__Work to be completed__:
Scan the data below and report how many lines include the word "image". Nothing else is wanted.

__Source records__:
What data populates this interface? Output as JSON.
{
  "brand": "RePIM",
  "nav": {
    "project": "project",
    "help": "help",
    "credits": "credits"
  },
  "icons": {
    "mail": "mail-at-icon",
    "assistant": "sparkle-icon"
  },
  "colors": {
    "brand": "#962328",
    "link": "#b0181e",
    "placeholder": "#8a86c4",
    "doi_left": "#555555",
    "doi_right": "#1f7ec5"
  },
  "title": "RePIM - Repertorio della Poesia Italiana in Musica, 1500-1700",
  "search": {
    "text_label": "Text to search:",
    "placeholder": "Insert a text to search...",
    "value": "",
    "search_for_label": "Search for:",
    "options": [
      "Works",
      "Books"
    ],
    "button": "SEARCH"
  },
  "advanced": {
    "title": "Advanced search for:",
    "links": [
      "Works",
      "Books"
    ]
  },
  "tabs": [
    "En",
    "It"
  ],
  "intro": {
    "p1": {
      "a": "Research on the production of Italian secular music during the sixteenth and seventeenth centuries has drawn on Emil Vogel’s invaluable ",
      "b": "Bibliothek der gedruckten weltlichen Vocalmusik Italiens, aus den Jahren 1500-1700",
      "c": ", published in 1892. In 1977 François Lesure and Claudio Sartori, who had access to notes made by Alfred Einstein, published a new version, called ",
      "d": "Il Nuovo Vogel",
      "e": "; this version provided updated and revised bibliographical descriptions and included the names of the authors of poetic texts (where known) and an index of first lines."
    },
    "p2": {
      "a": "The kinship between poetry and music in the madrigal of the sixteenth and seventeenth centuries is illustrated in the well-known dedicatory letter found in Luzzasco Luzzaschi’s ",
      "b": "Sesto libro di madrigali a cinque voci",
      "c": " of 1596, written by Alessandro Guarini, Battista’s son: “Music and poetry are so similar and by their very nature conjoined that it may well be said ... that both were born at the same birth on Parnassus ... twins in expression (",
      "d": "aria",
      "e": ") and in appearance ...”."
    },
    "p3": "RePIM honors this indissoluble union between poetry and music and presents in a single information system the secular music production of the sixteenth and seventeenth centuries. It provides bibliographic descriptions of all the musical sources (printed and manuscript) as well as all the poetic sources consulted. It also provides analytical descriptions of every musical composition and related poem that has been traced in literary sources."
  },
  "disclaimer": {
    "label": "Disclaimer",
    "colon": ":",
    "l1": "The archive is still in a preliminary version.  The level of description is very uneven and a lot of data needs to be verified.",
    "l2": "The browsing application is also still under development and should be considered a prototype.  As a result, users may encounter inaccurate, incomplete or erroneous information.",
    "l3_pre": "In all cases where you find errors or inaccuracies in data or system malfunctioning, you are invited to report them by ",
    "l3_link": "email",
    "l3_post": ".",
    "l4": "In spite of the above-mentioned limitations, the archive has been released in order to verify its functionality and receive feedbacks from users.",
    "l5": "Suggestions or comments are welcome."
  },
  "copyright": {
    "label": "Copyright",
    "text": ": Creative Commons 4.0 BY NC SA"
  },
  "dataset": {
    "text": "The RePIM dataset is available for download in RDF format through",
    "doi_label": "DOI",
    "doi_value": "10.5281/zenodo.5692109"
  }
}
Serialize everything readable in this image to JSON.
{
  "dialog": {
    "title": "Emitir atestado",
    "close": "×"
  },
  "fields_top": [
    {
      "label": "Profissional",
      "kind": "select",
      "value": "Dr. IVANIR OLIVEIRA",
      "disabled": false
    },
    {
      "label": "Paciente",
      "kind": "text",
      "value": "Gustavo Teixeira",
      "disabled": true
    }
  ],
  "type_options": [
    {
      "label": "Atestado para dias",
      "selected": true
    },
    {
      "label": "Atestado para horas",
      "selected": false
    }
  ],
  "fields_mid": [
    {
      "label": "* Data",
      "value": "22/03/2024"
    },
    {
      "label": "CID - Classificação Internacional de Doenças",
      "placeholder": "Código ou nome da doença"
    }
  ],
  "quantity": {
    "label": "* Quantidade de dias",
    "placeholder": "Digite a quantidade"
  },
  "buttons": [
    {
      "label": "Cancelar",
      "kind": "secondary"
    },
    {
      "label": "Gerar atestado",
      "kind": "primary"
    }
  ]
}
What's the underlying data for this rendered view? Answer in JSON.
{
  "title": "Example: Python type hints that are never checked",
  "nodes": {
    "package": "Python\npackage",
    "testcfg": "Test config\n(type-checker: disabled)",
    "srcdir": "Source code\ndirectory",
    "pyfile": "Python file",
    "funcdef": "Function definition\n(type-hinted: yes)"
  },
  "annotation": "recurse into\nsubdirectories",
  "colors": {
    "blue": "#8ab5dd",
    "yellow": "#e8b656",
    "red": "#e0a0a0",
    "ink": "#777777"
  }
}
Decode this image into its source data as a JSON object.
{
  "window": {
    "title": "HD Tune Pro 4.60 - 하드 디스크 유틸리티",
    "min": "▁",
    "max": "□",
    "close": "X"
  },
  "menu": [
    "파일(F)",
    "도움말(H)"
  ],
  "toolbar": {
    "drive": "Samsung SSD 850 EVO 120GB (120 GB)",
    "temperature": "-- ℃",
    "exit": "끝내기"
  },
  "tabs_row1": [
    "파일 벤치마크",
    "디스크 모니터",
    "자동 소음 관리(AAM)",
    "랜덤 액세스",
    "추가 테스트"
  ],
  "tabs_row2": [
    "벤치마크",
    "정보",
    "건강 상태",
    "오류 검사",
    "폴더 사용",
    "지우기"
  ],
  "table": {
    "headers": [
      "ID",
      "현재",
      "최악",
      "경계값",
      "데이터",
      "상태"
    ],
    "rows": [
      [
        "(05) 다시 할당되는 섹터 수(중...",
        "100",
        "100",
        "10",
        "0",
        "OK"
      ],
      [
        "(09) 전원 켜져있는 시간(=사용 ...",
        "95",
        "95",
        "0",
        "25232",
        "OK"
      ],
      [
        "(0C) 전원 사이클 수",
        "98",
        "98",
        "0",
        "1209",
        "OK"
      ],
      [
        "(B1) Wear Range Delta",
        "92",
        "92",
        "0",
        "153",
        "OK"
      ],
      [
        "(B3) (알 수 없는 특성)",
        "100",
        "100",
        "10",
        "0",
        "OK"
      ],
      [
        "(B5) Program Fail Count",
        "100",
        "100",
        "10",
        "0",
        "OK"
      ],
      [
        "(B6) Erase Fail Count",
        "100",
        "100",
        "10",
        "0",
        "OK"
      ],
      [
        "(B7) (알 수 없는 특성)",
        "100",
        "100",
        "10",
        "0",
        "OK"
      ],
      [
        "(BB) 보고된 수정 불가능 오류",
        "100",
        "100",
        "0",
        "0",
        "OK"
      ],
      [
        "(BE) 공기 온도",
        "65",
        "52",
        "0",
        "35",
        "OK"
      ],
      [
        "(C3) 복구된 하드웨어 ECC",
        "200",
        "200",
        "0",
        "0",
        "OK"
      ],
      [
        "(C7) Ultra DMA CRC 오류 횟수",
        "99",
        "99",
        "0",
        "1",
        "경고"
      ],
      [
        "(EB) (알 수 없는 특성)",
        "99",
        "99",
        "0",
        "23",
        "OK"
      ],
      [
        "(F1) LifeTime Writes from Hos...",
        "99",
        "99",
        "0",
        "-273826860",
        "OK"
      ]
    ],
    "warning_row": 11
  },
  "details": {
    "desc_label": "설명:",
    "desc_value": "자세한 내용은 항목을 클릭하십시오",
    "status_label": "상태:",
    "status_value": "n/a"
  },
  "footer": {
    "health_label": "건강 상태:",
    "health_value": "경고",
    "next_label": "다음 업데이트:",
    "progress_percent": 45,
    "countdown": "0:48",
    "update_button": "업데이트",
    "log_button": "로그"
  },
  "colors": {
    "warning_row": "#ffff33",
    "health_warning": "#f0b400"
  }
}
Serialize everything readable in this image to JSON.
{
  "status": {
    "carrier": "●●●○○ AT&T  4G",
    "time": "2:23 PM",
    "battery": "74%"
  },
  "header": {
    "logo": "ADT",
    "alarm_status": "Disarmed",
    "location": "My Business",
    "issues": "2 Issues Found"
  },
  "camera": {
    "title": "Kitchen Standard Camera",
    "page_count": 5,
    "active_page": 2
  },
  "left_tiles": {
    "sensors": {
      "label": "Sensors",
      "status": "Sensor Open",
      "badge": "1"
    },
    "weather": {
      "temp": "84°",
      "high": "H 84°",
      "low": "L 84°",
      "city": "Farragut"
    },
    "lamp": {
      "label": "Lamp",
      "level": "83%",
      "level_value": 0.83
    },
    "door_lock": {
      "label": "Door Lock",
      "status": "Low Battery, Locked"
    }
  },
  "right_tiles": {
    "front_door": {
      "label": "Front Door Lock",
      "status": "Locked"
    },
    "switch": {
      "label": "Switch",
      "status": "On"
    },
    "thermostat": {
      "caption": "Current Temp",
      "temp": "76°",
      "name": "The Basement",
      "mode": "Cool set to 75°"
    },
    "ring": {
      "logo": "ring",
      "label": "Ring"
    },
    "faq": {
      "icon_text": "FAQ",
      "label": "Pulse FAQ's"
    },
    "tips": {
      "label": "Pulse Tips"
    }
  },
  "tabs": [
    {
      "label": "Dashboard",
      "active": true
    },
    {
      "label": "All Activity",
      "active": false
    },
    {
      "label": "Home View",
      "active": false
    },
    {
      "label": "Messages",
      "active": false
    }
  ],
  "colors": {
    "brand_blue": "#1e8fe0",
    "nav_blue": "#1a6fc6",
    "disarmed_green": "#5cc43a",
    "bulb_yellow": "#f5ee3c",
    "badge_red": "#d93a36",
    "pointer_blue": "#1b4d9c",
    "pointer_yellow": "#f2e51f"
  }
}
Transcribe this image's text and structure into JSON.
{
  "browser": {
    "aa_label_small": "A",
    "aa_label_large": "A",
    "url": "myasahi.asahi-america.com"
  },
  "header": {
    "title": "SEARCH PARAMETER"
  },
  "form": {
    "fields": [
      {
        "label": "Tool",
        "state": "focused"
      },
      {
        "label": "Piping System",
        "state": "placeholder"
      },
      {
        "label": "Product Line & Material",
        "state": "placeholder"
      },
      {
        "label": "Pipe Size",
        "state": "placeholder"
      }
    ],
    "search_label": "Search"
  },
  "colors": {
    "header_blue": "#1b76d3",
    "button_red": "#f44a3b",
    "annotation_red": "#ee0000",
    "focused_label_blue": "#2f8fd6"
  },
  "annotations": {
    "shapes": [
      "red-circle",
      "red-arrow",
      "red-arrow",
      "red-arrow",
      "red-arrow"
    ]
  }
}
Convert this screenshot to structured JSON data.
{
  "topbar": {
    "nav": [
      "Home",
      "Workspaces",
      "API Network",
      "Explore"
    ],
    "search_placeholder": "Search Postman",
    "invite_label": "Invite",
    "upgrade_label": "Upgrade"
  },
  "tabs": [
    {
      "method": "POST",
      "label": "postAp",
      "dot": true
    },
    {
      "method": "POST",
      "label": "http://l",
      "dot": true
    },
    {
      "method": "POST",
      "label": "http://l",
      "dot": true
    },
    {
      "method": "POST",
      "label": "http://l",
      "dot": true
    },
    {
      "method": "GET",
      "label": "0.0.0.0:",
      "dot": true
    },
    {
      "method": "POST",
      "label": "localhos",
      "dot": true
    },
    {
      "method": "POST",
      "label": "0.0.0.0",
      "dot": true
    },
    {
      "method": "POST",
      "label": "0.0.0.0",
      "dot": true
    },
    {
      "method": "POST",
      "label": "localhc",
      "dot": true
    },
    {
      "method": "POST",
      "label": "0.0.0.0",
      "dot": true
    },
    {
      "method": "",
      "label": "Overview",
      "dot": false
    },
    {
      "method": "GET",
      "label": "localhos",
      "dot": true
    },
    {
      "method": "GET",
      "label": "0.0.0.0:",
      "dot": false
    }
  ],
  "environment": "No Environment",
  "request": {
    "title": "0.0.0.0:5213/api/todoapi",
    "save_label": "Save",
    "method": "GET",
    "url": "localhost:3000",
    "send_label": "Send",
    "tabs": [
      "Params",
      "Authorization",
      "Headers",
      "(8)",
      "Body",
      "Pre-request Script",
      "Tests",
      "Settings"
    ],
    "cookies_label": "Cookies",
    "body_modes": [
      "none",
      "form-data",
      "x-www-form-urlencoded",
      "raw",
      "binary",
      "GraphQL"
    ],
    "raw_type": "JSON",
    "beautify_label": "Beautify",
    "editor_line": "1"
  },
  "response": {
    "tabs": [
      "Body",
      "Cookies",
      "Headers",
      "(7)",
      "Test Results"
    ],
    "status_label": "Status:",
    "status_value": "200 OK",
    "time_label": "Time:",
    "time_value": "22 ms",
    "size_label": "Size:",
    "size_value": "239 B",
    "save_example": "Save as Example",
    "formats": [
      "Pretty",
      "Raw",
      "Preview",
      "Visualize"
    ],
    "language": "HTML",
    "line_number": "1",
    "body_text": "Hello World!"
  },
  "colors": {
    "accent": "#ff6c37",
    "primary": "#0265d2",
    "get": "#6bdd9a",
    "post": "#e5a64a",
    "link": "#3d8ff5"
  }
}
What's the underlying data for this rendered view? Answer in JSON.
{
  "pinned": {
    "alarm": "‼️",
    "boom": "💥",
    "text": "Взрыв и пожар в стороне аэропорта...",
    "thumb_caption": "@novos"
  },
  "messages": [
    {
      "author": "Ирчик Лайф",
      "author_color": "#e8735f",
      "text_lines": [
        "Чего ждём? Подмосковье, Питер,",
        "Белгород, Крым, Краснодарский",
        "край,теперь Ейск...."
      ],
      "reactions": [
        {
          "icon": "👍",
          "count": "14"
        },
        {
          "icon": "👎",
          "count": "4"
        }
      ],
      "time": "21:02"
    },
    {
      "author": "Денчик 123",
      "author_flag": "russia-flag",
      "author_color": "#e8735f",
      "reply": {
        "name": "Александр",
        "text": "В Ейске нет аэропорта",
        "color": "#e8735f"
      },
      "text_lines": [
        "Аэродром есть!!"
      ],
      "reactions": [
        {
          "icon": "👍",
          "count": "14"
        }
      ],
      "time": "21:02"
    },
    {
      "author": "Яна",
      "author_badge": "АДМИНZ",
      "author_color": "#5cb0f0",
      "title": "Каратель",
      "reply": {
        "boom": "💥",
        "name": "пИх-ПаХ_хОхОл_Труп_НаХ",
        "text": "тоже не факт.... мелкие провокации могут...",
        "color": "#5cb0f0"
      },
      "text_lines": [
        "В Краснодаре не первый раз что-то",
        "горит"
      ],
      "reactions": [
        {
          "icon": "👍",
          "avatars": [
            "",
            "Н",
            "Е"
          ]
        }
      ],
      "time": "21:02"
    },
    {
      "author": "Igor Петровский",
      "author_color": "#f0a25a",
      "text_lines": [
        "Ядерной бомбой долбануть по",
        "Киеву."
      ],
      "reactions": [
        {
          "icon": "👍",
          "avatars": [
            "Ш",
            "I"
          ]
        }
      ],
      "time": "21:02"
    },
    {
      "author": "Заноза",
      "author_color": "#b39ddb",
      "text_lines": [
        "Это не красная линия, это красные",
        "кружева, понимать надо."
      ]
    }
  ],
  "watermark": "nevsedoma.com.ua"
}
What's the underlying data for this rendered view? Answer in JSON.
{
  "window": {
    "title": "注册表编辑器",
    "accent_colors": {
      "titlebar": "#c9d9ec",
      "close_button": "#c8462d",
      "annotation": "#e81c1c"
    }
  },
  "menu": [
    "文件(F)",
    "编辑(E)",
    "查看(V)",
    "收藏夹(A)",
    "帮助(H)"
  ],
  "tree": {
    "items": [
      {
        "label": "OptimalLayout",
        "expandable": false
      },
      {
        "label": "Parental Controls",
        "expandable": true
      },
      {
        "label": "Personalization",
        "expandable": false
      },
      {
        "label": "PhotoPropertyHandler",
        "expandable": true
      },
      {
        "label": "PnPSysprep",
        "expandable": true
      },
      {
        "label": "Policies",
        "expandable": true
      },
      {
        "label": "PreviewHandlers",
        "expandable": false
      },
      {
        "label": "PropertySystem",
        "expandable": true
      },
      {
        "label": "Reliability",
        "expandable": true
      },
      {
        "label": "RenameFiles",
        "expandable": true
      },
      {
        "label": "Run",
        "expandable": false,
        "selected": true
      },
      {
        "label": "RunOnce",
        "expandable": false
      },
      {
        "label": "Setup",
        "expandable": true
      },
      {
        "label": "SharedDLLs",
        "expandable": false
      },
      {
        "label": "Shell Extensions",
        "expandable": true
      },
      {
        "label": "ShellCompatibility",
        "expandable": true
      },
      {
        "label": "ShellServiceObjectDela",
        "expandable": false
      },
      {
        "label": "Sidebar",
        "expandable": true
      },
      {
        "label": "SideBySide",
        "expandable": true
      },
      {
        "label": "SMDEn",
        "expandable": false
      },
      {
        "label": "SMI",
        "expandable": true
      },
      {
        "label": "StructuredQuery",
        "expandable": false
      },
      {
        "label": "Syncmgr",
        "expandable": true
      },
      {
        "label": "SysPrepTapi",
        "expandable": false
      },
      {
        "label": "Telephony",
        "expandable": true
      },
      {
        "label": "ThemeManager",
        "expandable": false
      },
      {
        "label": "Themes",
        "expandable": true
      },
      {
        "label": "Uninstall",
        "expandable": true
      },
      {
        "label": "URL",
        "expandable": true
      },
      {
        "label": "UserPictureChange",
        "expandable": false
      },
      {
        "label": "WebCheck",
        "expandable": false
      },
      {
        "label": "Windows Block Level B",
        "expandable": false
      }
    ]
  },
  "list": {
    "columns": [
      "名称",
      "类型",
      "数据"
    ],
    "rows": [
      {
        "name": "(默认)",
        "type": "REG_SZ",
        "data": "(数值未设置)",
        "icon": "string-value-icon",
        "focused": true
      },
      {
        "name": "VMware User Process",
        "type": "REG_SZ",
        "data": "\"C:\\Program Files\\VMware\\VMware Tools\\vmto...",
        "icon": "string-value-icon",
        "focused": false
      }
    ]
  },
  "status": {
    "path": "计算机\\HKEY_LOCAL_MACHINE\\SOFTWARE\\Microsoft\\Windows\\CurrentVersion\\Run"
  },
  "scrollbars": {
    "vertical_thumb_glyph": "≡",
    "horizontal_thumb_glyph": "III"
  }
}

__Response to the task__:
4